[DATA EXCERPTS — start]

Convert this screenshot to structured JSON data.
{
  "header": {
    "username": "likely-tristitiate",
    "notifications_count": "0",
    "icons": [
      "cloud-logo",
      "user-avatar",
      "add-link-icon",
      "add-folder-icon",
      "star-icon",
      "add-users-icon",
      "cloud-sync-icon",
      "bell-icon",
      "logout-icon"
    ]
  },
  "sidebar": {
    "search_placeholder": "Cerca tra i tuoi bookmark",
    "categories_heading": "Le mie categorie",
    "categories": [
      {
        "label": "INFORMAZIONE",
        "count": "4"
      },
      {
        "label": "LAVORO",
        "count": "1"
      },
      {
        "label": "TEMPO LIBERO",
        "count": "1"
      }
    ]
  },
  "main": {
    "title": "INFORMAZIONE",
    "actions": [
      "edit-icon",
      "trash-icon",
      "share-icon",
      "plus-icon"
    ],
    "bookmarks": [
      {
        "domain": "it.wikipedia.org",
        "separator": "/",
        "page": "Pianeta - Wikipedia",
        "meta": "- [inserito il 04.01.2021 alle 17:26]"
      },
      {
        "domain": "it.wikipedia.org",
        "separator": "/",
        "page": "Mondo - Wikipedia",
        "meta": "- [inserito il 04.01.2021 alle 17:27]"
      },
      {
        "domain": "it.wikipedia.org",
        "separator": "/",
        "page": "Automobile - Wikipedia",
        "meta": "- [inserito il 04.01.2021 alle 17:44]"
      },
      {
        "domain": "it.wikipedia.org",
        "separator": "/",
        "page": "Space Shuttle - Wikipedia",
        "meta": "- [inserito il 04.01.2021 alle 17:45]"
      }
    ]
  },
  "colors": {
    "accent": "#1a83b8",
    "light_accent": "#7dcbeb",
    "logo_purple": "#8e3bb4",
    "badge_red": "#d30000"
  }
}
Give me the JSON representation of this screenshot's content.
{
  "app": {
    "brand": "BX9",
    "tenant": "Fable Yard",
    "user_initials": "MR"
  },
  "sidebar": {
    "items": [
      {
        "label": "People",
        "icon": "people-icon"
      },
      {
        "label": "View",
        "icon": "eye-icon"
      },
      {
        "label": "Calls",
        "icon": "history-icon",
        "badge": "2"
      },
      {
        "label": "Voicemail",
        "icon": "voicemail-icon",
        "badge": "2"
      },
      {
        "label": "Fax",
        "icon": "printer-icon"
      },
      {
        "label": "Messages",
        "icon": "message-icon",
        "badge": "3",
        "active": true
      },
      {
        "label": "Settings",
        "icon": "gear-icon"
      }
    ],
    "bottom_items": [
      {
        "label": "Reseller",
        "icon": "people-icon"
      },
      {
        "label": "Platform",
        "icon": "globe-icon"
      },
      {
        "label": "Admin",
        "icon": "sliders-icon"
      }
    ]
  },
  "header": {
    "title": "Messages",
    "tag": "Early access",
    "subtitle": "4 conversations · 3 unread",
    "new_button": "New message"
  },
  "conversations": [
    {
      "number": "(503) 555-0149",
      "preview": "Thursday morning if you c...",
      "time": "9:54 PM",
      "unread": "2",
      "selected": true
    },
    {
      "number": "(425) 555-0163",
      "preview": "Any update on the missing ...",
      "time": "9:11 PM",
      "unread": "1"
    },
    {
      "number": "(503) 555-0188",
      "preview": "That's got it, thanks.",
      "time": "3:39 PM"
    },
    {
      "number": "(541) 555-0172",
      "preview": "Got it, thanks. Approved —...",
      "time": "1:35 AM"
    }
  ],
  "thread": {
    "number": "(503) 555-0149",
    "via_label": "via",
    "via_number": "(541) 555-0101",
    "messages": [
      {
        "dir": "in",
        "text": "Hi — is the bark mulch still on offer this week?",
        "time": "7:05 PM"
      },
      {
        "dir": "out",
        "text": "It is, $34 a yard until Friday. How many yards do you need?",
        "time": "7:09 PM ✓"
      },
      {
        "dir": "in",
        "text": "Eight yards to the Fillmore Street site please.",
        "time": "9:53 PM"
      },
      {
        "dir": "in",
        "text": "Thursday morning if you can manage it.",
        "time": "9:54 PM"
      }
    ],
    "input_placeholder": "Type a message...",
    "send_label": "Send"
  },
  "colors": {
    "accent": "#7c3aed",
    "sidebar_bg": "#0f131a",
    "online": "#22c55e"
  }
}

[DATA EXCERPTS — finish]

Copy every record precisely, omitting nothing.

Convert this screenshot to structured JSON data.
{
  "header": {
    "username": "likely-tristitiate",
    "notifications_count": "0",
    "icons": [
      "cloud-logo",
      "user-avatar",
      "add-link-icon",
      "add-folder-icon",
      "star-icon",
      "add-users-icon",
      "cloud-sync-icon",
      "bell-icon",
      "logout-icon"
    ]
  },
  "sidebar": {
    "search_placeholder": "Cerca tra i tuoi bookmark",
    "categories_heading": "Le mie categorie",
    "categories": [
      {
        "label": "INFORMAZIONE",
        "count": "4"
      },
      {
        "label": "LAVORO",
        "count": "1"
      },
      {
        "label": "TEMPO LIBERO",
        "count": "1"
      }
    ]
  },
  "main": {
    "title": "INFORMAZIONE",
    "actions": [
      "edit-icon",
      "trash-icon",
      "share-icon",
      "plus-icon"
    ],
    "bookmarks": [
      {
        "domain": "it.wikipedia.org",
        "separator": "/",
        "page": "Pianeta - Wikipedia",
        "meta": "- [inserito il 04.01.2021 alle 17:26]"
      },
      {
        "domain": "it.wikipedia.org",
        "separator": "/",
        "page": "Mondo - Wikipedia",
        "meta": "- [inserito il 04.01.2021 alle 17:27]"
      },
      {
        "domain": "it.wikipedia.org",
        "separator": "/",
        "page": "Automobile - Wikipedia",
        "meta": "- [inserito il 04.01.2021 alle 17:44]"
      },
      {
        "domain": "it.wikipedia.org",
        "separator": "/",
        "page": "Space Shuttle - Wikipedia",
        "meta": "- [inserito il 04.01.2021 alle 17:45]"
      }
    ]
  },
  "colors": {
    "accent": "#1a83b8",
    "light_accent": "#7dcbeb",
    "logo_purple": "#8e3bb4",
    "badge_red": "#d30000"
  }
}
Give me the JSON representation of this screenshot's content.
{
  "app": {
    "brand": "BX9",
    "tenant": "Fable Yard",
    "user_initials": "MR"
  },
  "sidebar": {
    "items": [
      {
        "label": "People",
        "icon": "people-icon"
      },
      {
        "label": "View",
        "icon": "eye-icon"
      },
      {
        "label": "Calls",
        "icon": "history-icon",
        "badge": "2"
      },
      {
        "label": "Voicemail",
        "icon": "voicemail-icon",
        "badge": "2"
      },
      {
        "label": "Fax",
        "icon": "printer-icon"
      },
      {
        "label": "Messages",
        "icon": "message-icon",
        "badge": "3",
        "active": true
      },
      {
        "label": "Settings",
        "icon": "gear-icon"
      }
    ],
    "bottom_items": [
      {
        "label": "Reseller",
        "icon": "people-icon"
      },
      {
        "label": "Platform",
        "icon": "globe-icon"
      },
      {
        "label": "Admin",
        "icon": "sliders-icon"
      }
    ]
  },
  "header": {
    "title": "Messages",
    "tag": "Early access",
    "subtitle": "4 conversations · 3 unread",
    "new_button": "New message"
  },
  "conversations": [
    {
      "number": "(503) 555-0149",
      "preview": "Thursday morning if you c...",
      "time": "9:54 PM",
      "unread": "2",
      "selected": true
    },
    {
      "number": "(425) 555-0163",
      "preview": "Any update on the missing ...",
      "time": "9:11 PM",
      "unread": "1"
    },
    {
      "number": "(503) 555-0188",
      "preview": "That's got it, thanks.",
      "time": "3:39 PM"
    },
    {
      "number": "(541) 555-0172",
      "preview": "Got it, thanks. Approved —...",
      "time": "1:35 AM"
    }
  ],
  "thread": {
    "number": "(503) 555-0149",
    "via_label": "via",
    "via_number": "(541) 555-0101",
    "messages": [
      {
        "dir": "in",
        "text": "Hi — is the bark mulch still on offer this week?",
        "time": "7:05 PM"
      },
      {
        "dir": "out",
        "text": "It is, $34 a yard until Friday. How many yards do you need?",
        "time": "7:09 PM ✓"
      },
      {
        "dir": "in",
        "text": "Eight yards to the Fillmore Street site please.",
        "time": "9:53 PM"
      },
      {
        "dir": "in",
        "text": "Thursday morning if you can manage it.",
        "time": "9:54 PM"
      }
    ],
    "input_placeholder": "Type a message...",
    "send_label": "Send"
  },
  "colors": {
    "accent": "#7c3aed",
    "sidebar_bg": "#0f131a",
    "online": "#22c55e"
  }
}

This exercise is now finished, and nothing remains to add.